In your case I would have maybe used GREP styles shown on the image below.
~h stands for
End Nested Style Here character which serves as a style divider (visible in special characters mode as a backslash). If you feel more comfortable with any other character feel free to replace all the
~h-s with anything you like from the drop-down menu.
The application order of the styles matters. Here are the expressions so that you could copy them:
For Style 2:
For Style 1:
In case you are interested in regular expressions used in GREP styles, here's how the above construction works:
First we apply Style 2 to everything from the first End Nested Style Here character (inclusive) to the end of the paragraph.
. means any character,
.* means any characters, any times which basically means all characters. So, the whole expression means ENSH character and everything after.
Then we apply Style 1 to everything between two ENSH characters (inclusive).
[^~h] means anything but a ENSH character. Thus,
[^~h]* means anything but an ENSH character, any times or, to put it simpler, everything until an ENSH character. So,
~h[^~h]* will mean everything starting from an ENSH character until the next ENSH character.
If we now leave the second expression as it is, the Style 1 will be applied to EVERY
“ENSH + text” pair. But if we include the following ENSH characher into this group too, the text AFTER the second ENSH will not meet the condition, just as needed. So we add
~h to the end of the expression and change it to
~h? to indicate that this ENSH is optional (as on line 3 on the example image).

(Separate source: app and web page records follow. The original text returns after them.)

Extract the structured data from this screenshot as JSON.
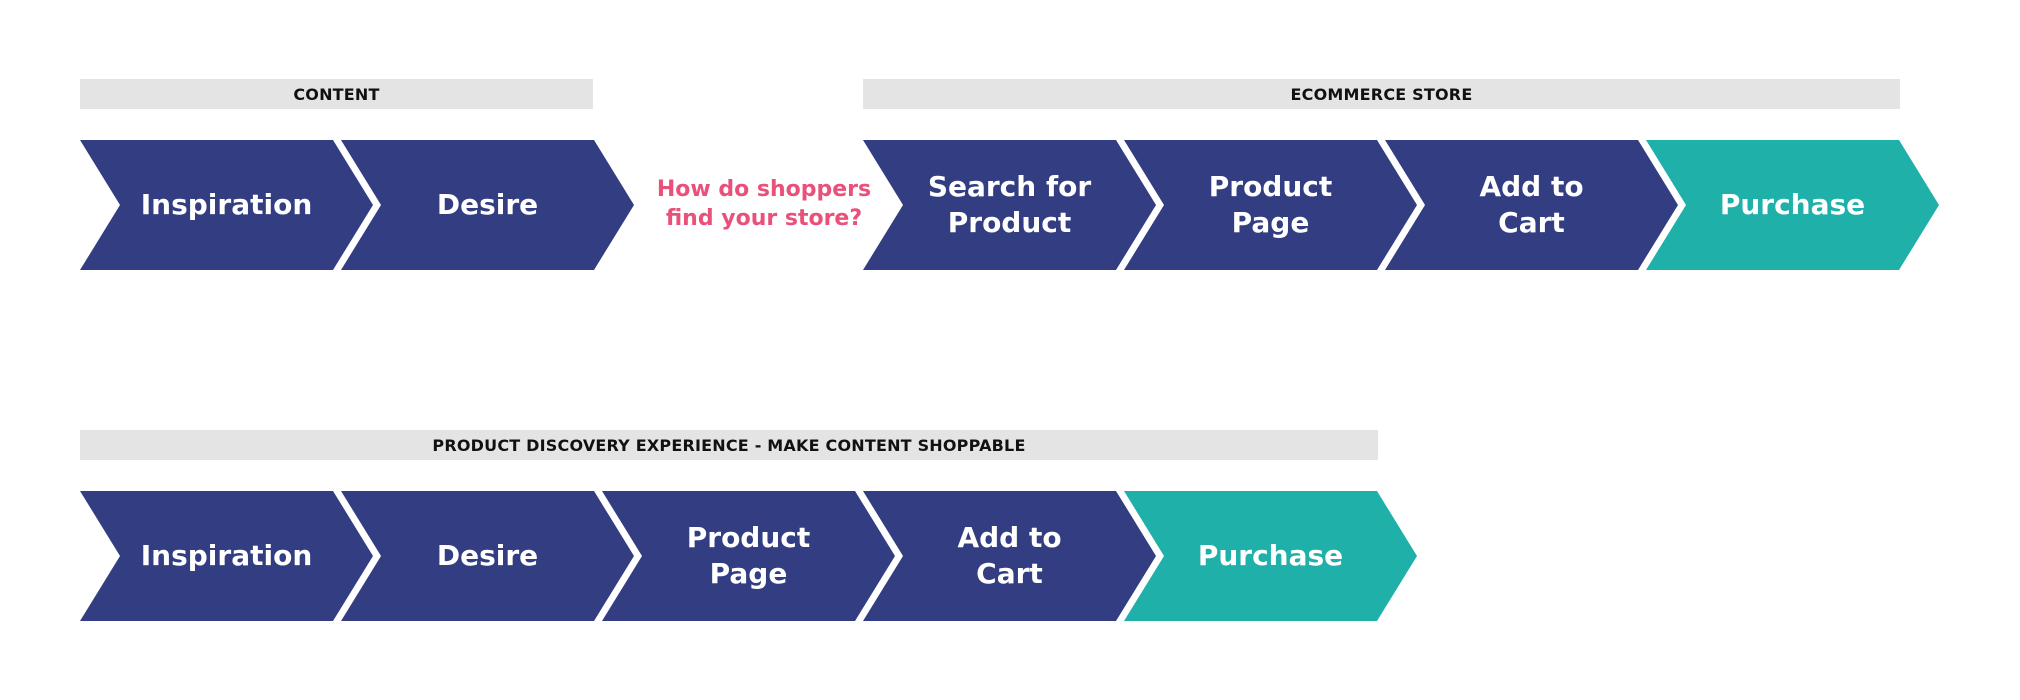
{
  "colors": {
    "step": "#333d82",
    "final_step": "#1fb0aa",
    "header_bar": "#e4e4e4",
    "question": "#e9507a"
  },
  "top_row": {
    "content_header": "CONTENT",
    "ecommerce_header": "ECOMMERCE STORE",
    "question": "How do shoppers\nfind your store?",
    "steps": [
      {
        "label": "Inspiration",
        "final": false
      },
      {
        "label": "Desire",
        "final": false
      },
      {
        "label": "Search for\nProduct",
        "final": false
      },
      {
        "label": "Product\nPage",
        "final": false
      },
      {
        "label": "Add to\nCart",
        "final": false
      },
      {
        "label": "Purchase",
        "final": true
      }
    ]
  },
  "bottom_row": {
    "header": "PRODUCT DISCOVERY EXPERIENCE - MAKE CONTENT SHOPPABLE",
    "steps": [
      {
        "label": "Inspiration",
        "final": false
      },
      {
        "label": "Desire",
        "final": false
      },
      {
        "label": "Product\nPage",
        "final": false
      },
      {
        "label": "Add to\nCart",
        "final": false
      },
      {
        "label": "Purchase",
        "final": true
      }
    ]
  }
}
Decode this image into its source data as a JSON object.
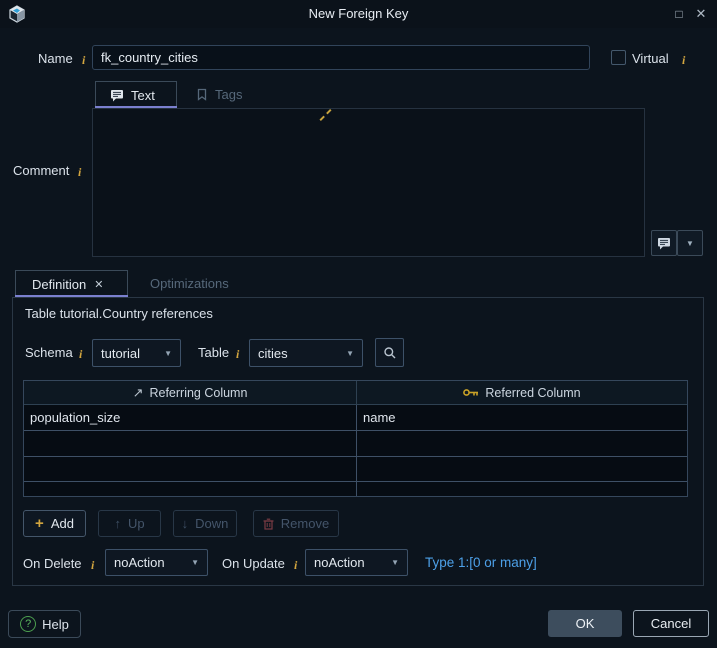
{
  "window": {
    "title": "New Foreign Key",
    "controls": {
      "maximize": "□",
      "close": "✕"
    }
  },
  "glyphs": {
    "dropdown": "▼",
    "referring_arrow": "↗"
  },
  "form": {
    "name": {
      "label": "Name",
      "info": "i",
      "value": "fk_country_cities"
    },
    "virtual": {
      "label": "Virtual",
      "info": "i",
      "checked": false
    },
    "comment": {
      "label": "Comment",
      "info": "i",
      "value": "",
      "tabs": {
        "text": "Text",
        "tags": "Tags"
      }
    }
  },
  "tabs": {
    "definition": "Definition",
    "definition_close": "✕",
    "optimizations": "Optimizations"
  },
  "definition": {
    "reference_line": "Table tutorial.Country references",
    "schema": {
      "label": "Schema",
      "info": "i",
      "value": "tutorial"
    },
    "table": {
      "label": "Table",
      "info": "i",
      "value": "cities"
    },
    "grid": {
      "headers": {
        "referring": "Referring Column",
        "referred": "Referred Column"
      },
      "rows": [
        {
          "referring": "population_size",
          "referred": "name"
        },
        {
          "referring": "",
          "referred": ""
        },
        {
          "referring": "",
          "referred": ""
        },
        {
          "referring": "",
          "referred": ""
        }
      ]
    },
    "buttons": {
      "add": "Add",
      "add_icon": "+",
      "up": "Up",
      "up_icon": "↑",
      "down": "Down",
      "down_icon": "↓",
      "remove": "Remove"
    },
    "rules": {
      "on_delete": {
        "label": "On Delete",
        "info": "i",
        "value": "noAction"
      },
      "on_update": {
        "label": "On Update",
        "info": "i",
        "value": "noAction"
      },
      "type_hint": "Type 1:[0 or many]"
    }
  },
  "footer": {
    "help": "Help",
    "help_icon": "?",
    "ok": "OK",
    "cancel": "Cancel"
  },
  "colors": {
    "background": "#0c141d",
    "accent_gold": "#d2a53f",
    "link_blue": "#4da0e8",
    "tab_underline": "#7b80cf",
    "key_gold": "#c9a227",
    "ok_button": "#3d4d5d"
  }
}
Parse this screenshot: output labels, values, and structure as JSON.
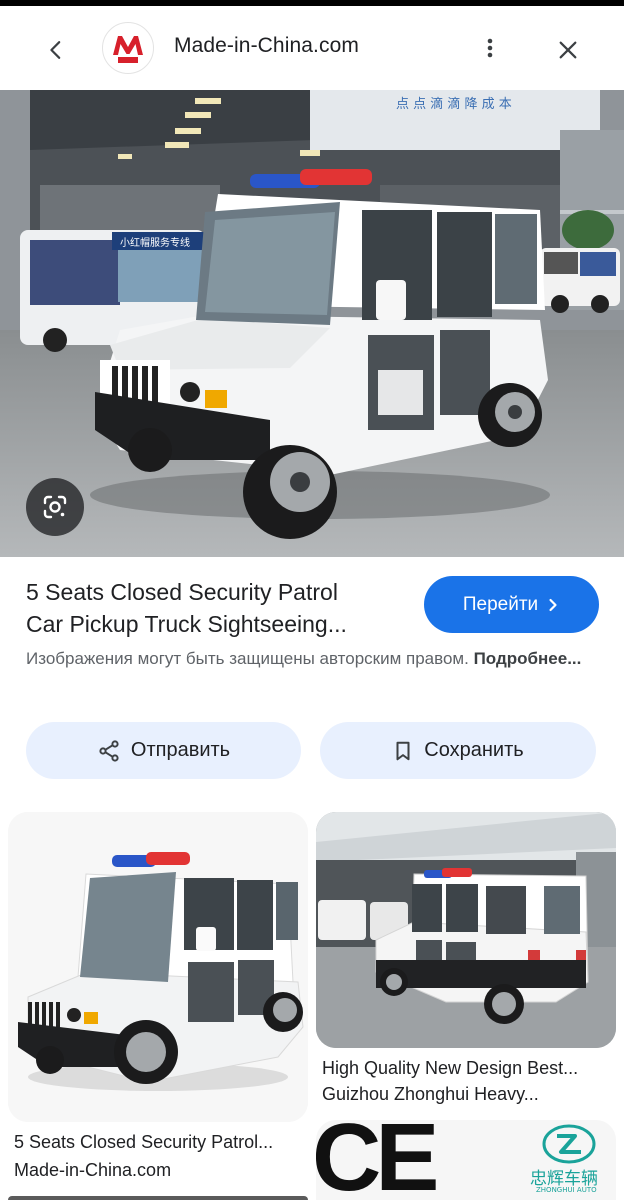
{
  "header": {
    "site_name": "Made-in-China.com",
    "favicon_letter": "M",
    "favicon_tag": "MIC"
  },
  "hero": {
    "banner_text": "点 点 滴 滴 降 成 本",
    "bus_sign": "小红帽服务专线"
  },
  "result": {
    "title_line1": "5 Seats Closed Security Patrol",
    "title_line2": "Car Pickup Truck Sightseeing...",
    "visit_button": "Перейти",
    "copyright_text": "Изображения могут быть защищены авторским правом.",
    "more_link": "Подробнее..."
  },
  "actions": {
    "share_label": "Отправить",
    "save_label": "Сохранить"
  },
  "related": [
    {
      "title": "5 Seats Closed Security Patrol...",
      "source": "Made-in-China.com"
    },
    {
      "title": "High Quality New Design Best...",
      "source": "Guizhou Zhonghui Heavy..."
    },
    {
      "logo_mark": "CE",
      "brand_name": "忠辉车辆",
      "brand_sub": "ZHONGHUI AUTO"
    }
  ],
  "colors": {
    "accent": "#1a73e8",
    "chip_bg": "#e8f0fe",
    "brand_red": "#d7202b",
    "brand_teal": "#1aa39a"
  }
}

You can learn more about the GREP syntax on any website that describes regular expressions like this one.